■ **Supplied data**
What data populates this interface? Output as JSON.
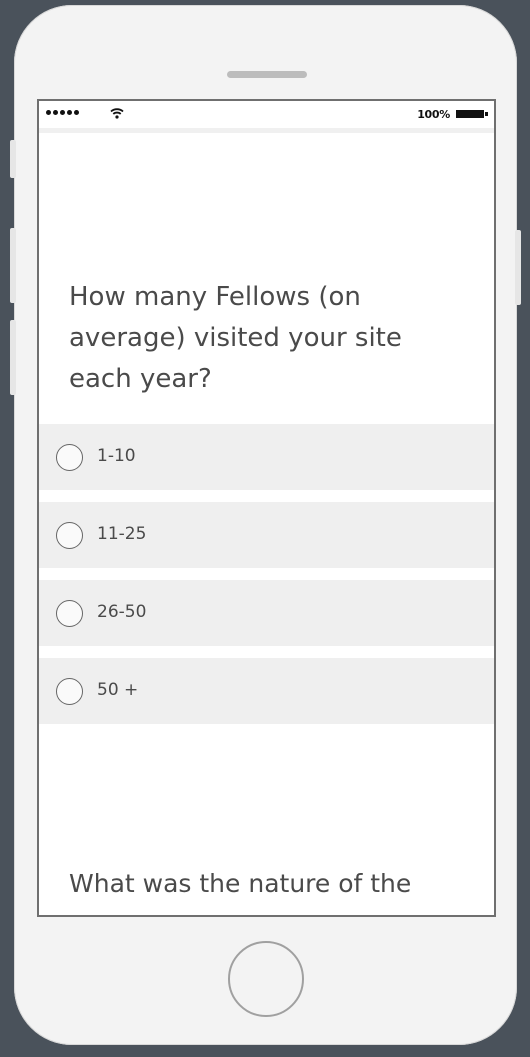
{
  "status_bar": {
    "battery_percent": "100%"
  },
  "question1": {
    "text": "How many Fellows (on average) visited your site each year?",
    "options": [
      {
        "label": "1-10",
        "selected": false
      },
      {
        "label": "11-25",
        "selected": false
      },
      {
        "label": "26-50",
        "selected": false
      },
      {
        "label": "50 +",
        "selected": false
      }
    ]
  },
  "question2": {
    "text": "What was the nature of the"
  },
  "colors": {
    "background": "#4a525b",
    "phone_body": "#f3f3f3",
    "option_background": "#efefef",
    "text": "#4a4a4a"
  }
}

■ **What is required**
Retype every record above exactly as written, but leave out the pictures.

■ **Exercise output**
What data populates this interface? Output as JSON.
{
  "status_bar": {
    "battery_percent": "100%"
  },
  "question1": {
    "text": "How many Fellows (on average) visited your site each year?",
    "options": [
      {
        "label": "1-10",
        "selected": false
      },
      {
        "label": "11-25",
        "selected": false
      },
      {
        "label": "26-50",
        "selected": false
      },
      {
        "label": "50 +",
        "selected": false
      }
    ]
  },
  "question2": {
    "text": "What was the nature of the"
  },
  "colors": {
    "background": "#4a525b",
    "phone_body": "#f3f3f3",
    "option_background": "#efefef",
    "text": "#4a4a4a"
  }
}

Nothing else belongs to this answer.